* _Your task_:
Scan the data. Collect each line that contains the word "Collection".

Stored items:

*****

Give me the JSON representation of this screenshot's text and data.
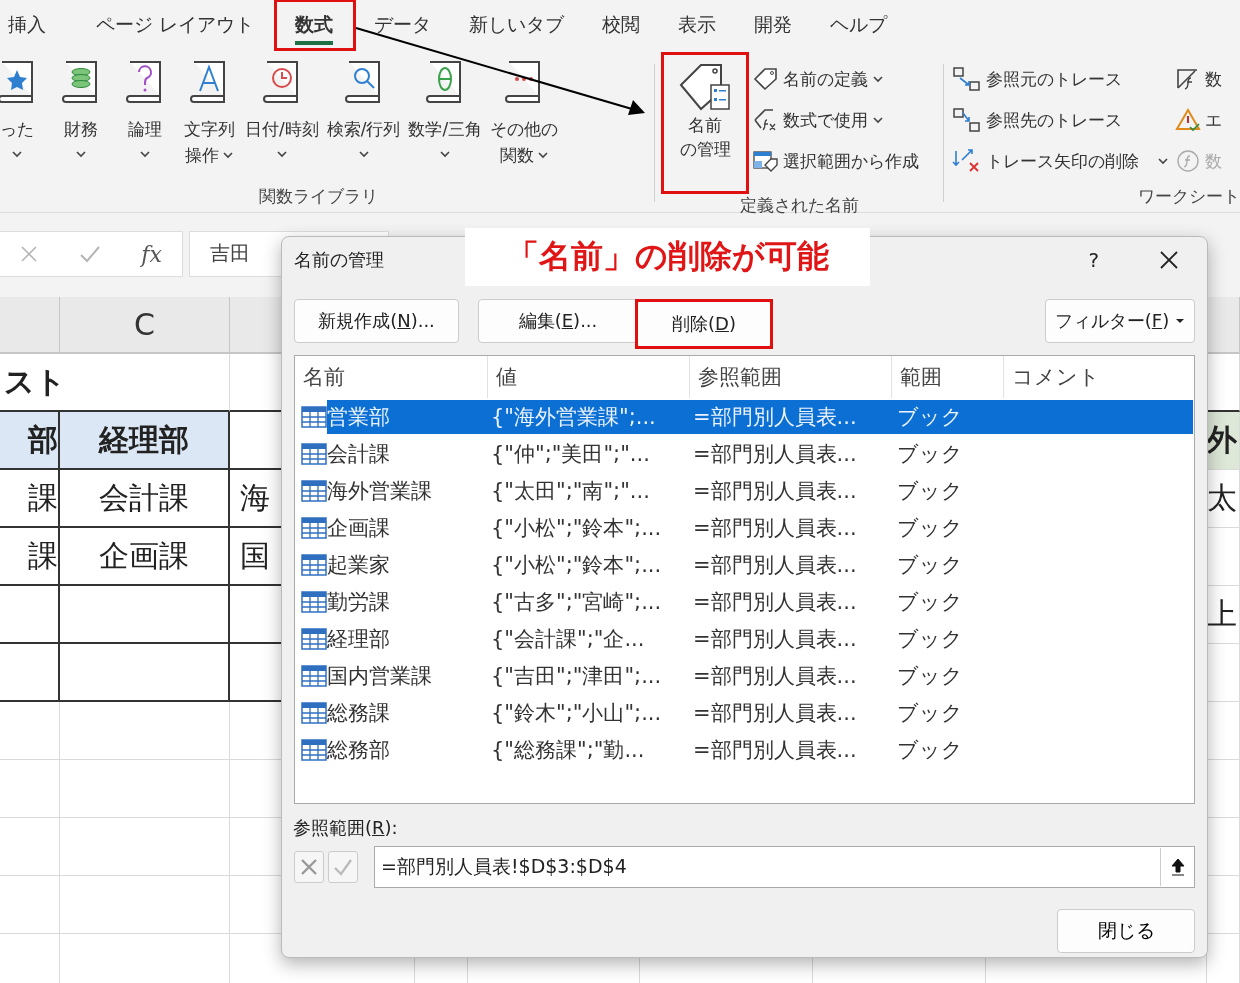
{
  "ribbon_tabs": [
    {
      "label": "挿入",
      "selected": false
    },
    {
      "label": "ページ レイアウト",
      "selected": false
    },
    {
      "label": "数式",
      "selected": true
    },
    {
      "label": "データ",
      "selected": false
    },
    {
      "label": "新しいタブ",
      "selected": false
    },
    {
      "label": "校閲",
      "selected": false
    },
    {
      "label": "表示",
      "selected": false
    },
    {
      "label": "開発",
      "selected": false
    },
    {
      "label": "ヘルプ",
      "selected": false
    }
  ],
  "function_library": {
    "group_label": "関数ライブラリ",
    "buttons": [
      {
        "kind": "recent",
        "lines": [
          "った"
        ]
      },
      {
        "kind": "finance",
        "lines": [
          "財務"
        ]
      },
      {
        "kind": "logic",
        "lines": [
          "論理"
        ]
      },
      {
        "kind": "text",
        "lines": [
          "文字列",
          "操作"
        ]
      },
      {
        "kind": "datetime",
        "lines": [
          "日付/時刻"
        ]
      },
      {
        "kind": "lookup",
        "lines": [
          "検索/行列"
        ]
      },
      {
        "kind": "math",
        "lines": [
          "数学/三角"
        ]
      },
      {
        "kind": "more",
        "lines": [
          "その他の",
          "関数"
        ]
      }
    ]
  },
  "defined_names": {
    "group_label": "定義された名前",
    "manager_lines": [
      "名前",
      "の管理"
    ],
    "commands": [
      {
        "kind": "define",
        "label": "名前の定義",
        "dropdown": true
      },
      {
        "kind": "use",
        "label": "数式で使用",
        "dropdown": true
      },
      {
        "kind": "create",
        "label": "選択範囲から作成",
        "dropdown": false
      }
    ]
  },
  "auditing": {
    "group_label": "ワークシート",
    "commands": [
      {
        "kind": "precedents",
        "label": "参照元のトレース",
        "dropdown": false
      },
      {
        "kind": "dependents",
        "label": "参照先のトレース",
        "dropdown": false
      },
      {
        "kind": "remove",
        "label": "トレース矢印の削除",
        "dropdown": true
      }
    ],
    "cut_commands": [
      {
        "kind": "show",
        "label": "数",
        "disabled": false
      },
      {
        "kind": "error",
        "label": "エ",
        "disabled": false
      },
      {
        "kind": "evaluate",
        "label": "数",
        "disabled": true
      }
    ]
  },
  "formula_bar": {
    "function_symbol": "fx",
    "value": "吉田"
  },
  "sheet": {
    "column_header": "C",
    "rows": [
      {
        "kind": "title",
        "a": "スト"
      },
      {
        "kind": "header",
        "a": "部",
        "c": "経理部",
        "e": "外"
      },
      {
        "kind": "data",
        "a": "課",
        "c": "会計課",
        "d": "海",
        "e": "太"
      },
      {
        "kind": "data",
        "a": "課",
        "c": "企画課",
        "d": "国"
      },
      {
        "kind": "data",
        "e": "上"
      },
      {
        "kind": "data"
      }
    ]
  },
  "dialog": {
    "title": "名前の管理",
    "help": "?",
    "buttons": [
      {
        "before": "新規作成(",
        "key": "N",
        "after": ")...",
        "dropdown": false
      },
      {
        "before": "編集(",
        "key": "E",
        "after": ")...",
        "dropdown": false
      },
      {
        "before": "削除(",
        "key": "D",
        "after": ")",
        "dropdown": false
      },
      {
        "before": "フィルター(",
        "key": "F",
        "after": ")",
        "dropdown": true
      }
    ],
    "columns": [
      "名前",
      "値",
      "参照範囲",
      "範囲",
      "コメント"
    ],
    "rows": [
      {
        "name": "営業部",
        "value": "{\"海外営業課\";...",
        "refers_to": "=部門別人員表...",
        "scope": "ブック",
        "selected": true
      },
      {
        "name": "会計課",
        "value": "{\"仲\";\"美田\";\"...",
        "refers_to": "=部門別人員表...",
        "scope": "ブック",
        "selected": false
      },
      {
        "name": "海外営業課",
        "value": "{\"太田\";\"南\";\"...",
        "refers_to": "=部門別人員表...",
        "scope": "ブック",
        "selected": false
      },
      {
        "name": "企画課",
        "value": "{\"小松\";\"鈴本\";...",
        "refers_to": "=部門別人員表...",
        "scope": "ブック",
        "selected": false
      },
      {
        "name": "起業家",
        "value": "{\"小松\";\"鈴本\";...",
        "refers_to": "=部門別人員表...",
        "scope": "ブック",
        "selected": false
      },
      {
        "name": "勤労課",
        "value": "{\"古多\";\"宮崎\";...",
        "refers_to": "=部門別人員表...",
        "scope": "ブック",
        "selected": false
      },
      {
        "name": "経理部",
        "value": "{\"会計課\";\"企...",
        "refers_to": "=部門別人員表...",
        "scope": "ブック",
        "selected": false
      },
      {
        "name": "国内営業課",
        "value": "{\"吉田\";\"津田\";...",
        "refers_to": "=部門別人員表...",
        "scope": "ブック",
        "selected": false
      },
      {
        "name": "総務課",
        "value": "{\"鈴木\";\"小山\";...",
        "refers_to": "=部門別人員表...",
        "scope": "ブック",
        "selected": false
      },
      {
        "name": "総務部",
        "value": "{\"総務課\";\"勤...",
        "refers_to": "=部門別人員表...",
        "scope": "ブック",
        "selected": false
      }
    ],
    "refers_label": {
      "before": "参照範囲(",
      "key": "R",
      "after": "):"
    },
    "refers_value": "=部門別人員表!$D$3:$D$4",
    "close": "閉じる"
  },
  "callout": "「名前」の削除が可能"
}
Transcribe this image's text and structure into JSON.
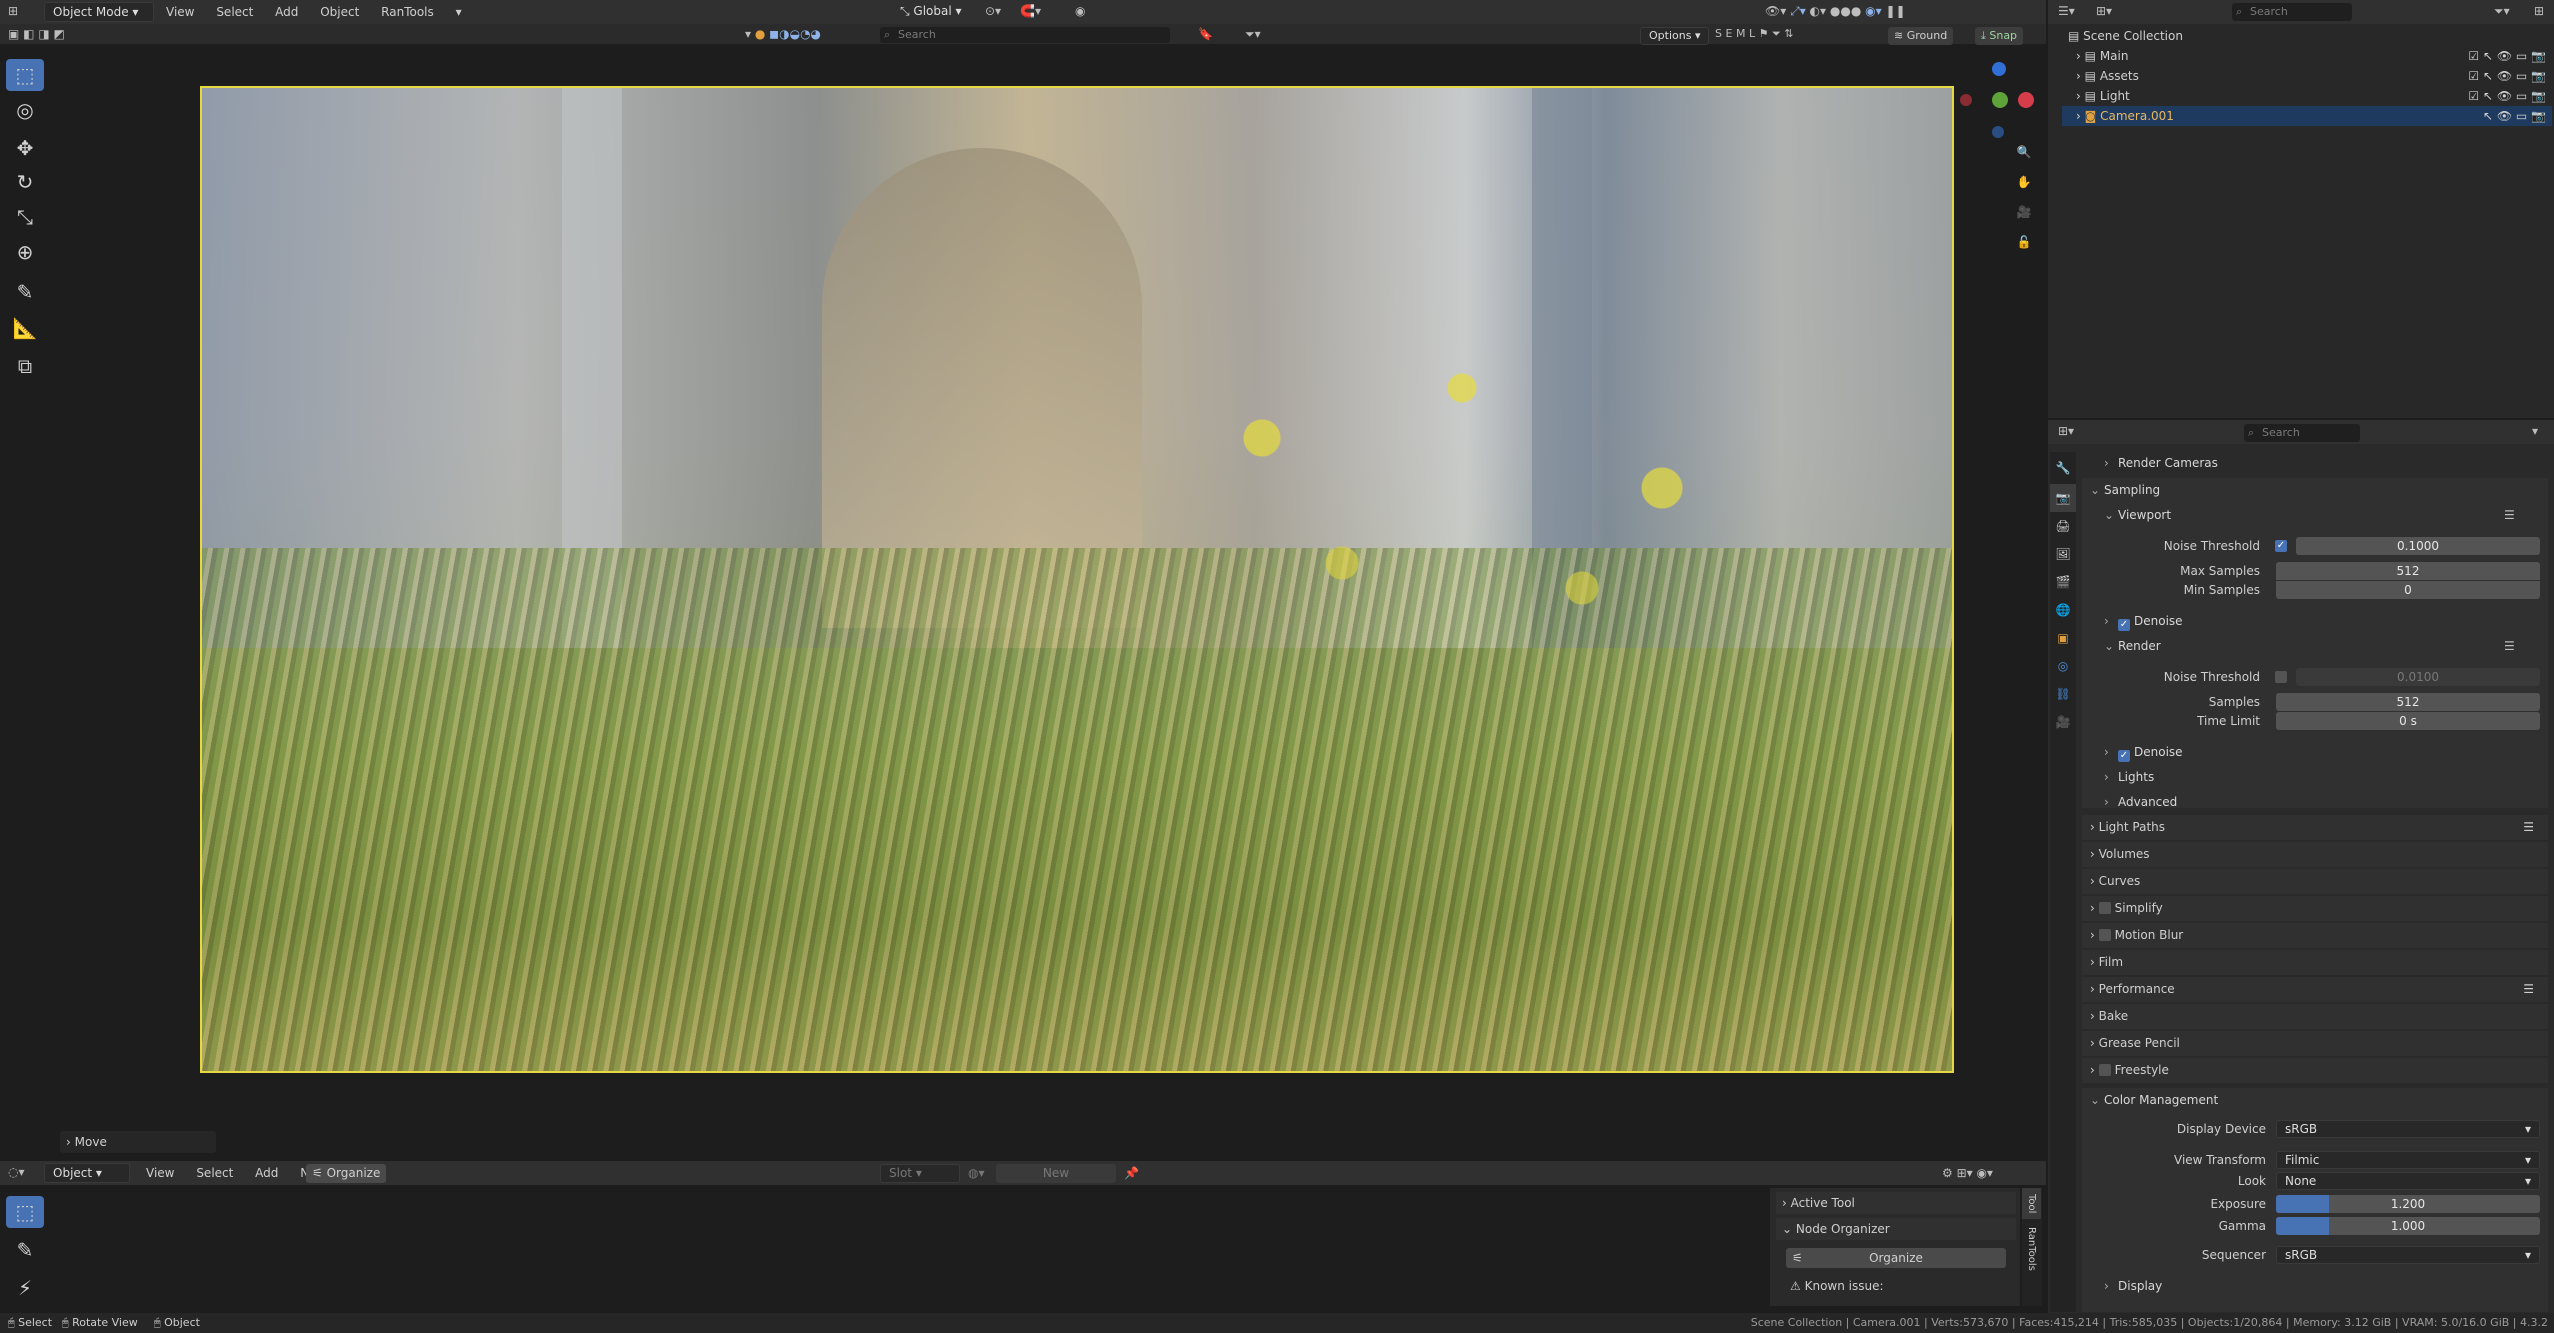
{
  "top_header": {
    "mode": "Object Mode",
    "menus": [
      "View",
      "Select",
      "Add",
      "Object",
      "RanTools"
    ],
    "transform_orientation": "Global",
    "search_placeholder": "Search",
    "options": "Options",
    "snap_target": "Ground",
    "snap": "Snap"
  },
  "viewport": {
    "last_operator": "Move"
  },
  "node_header": {
    "editor_type": "Object",
    "menus": [
      "View",
      "Select",
      "Add",
      "Node"
    ],
    "organize": "Organize",
    "slot": "Slot",
    "new": "New"
  },
  "node_sidebar": {
    "active_tool": "Active Tool",
    "node_organizer": "Node Organizer",
    "organize_button": "Organize",
    "known_issue": "Known issue:",
    "tabs": [
      "Tool",
      "RanTools"
    ]
  },
  "outliner": {
    "search_placeholder": "Search",
    "root": "Scene Collection",
    "items": [
      "Main",
      "Assets",
      "Light",
      "Camera.001"
    ]
  },
  "properties": {
    "search_placeholder": "Search",
    "render_cameras": "Render Cameras",
    "sampling": "Sampling",
    "viewport_label": "Viewport",
    "vp_noise_threshold_label": "Noise Threshold",
    "vp_noise_threshold": "0.1000",
    "vp_max_samples_label": "Max Samples",
    "vp_max_samples": "512",
    "vp_min_samples_label": "Min Samples",
    "vp_min_samples": "0",
    "vp_denoise": "Denoise",
    "render_label": "Render",
    "r_noise_threshold_label": "Noise Threshold",
    "r_noise_threshold": "0.0100",
    "r_samples_label": "Samples",
    "r_samples": "512",
    "r_time_limit_label": "Time Limit",
    "r_time_limit": "0 s",
    "r_denoise": "Denoise",
    "lights": "Lights",
    "advanced": "Advanced",
    "panels": [
      "Light Paths",
      "Volumes",
      "Curves",
      "Simplify",
      "Motion Blur",
      "Film",
      "Performance",
      "Bake",
      "Grease Pencil",
      "Freestyle"
    ],
    "color_management": "Color Management",
    "display_device_label": "Display Device",
    "display_device": "sRGB",
    "view_transform_label": "View Transform",
    "view_transform": "Filmic",
    "look_label": "Look",
    "look": "None",
    "exposure_label": "Exposure",
    "exposure": "1.200",
    "exposure_fill": 0.2,
    "gamma_label": "Gamma",
    "gamma": "1.000",
    "gamma_fill": 0.2,
    "sequencer_label": "Sequencer",
    "sequencer": "sRGB",
    "display": "Display"
  },
  "status_bar": {
    "select": "Select",
    "rotate_view": "Rotate View",
    "object": "Object",
    "info": "Scene Collection | Camera.001 | Verts:573,670 | Faces:415,214 | Tris:585,035 | Objects:1/20,864 | Memory: 3.12 GiB | VRAM: 5.0/16.0 GiB | 4.3.2"
  },
  "colors": {
    "accent": "#4772b3",
    "selected": "#1f3a5f",
    "camera_frame": "#e6d840",
    "header": "#303030",
    "panel": "#2a2a2a"
  }
}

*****

* _Response_:
    "root": "Scene Collection",
    "info": "Scene Collection | Camera.001 | Verts:573,670 | Faces:415,214 | Tris:585,035 | Objects:1/20,864 | Memory: 3.12 GiB | VRAM: 5.0/16.0 GiB | 4.3.2"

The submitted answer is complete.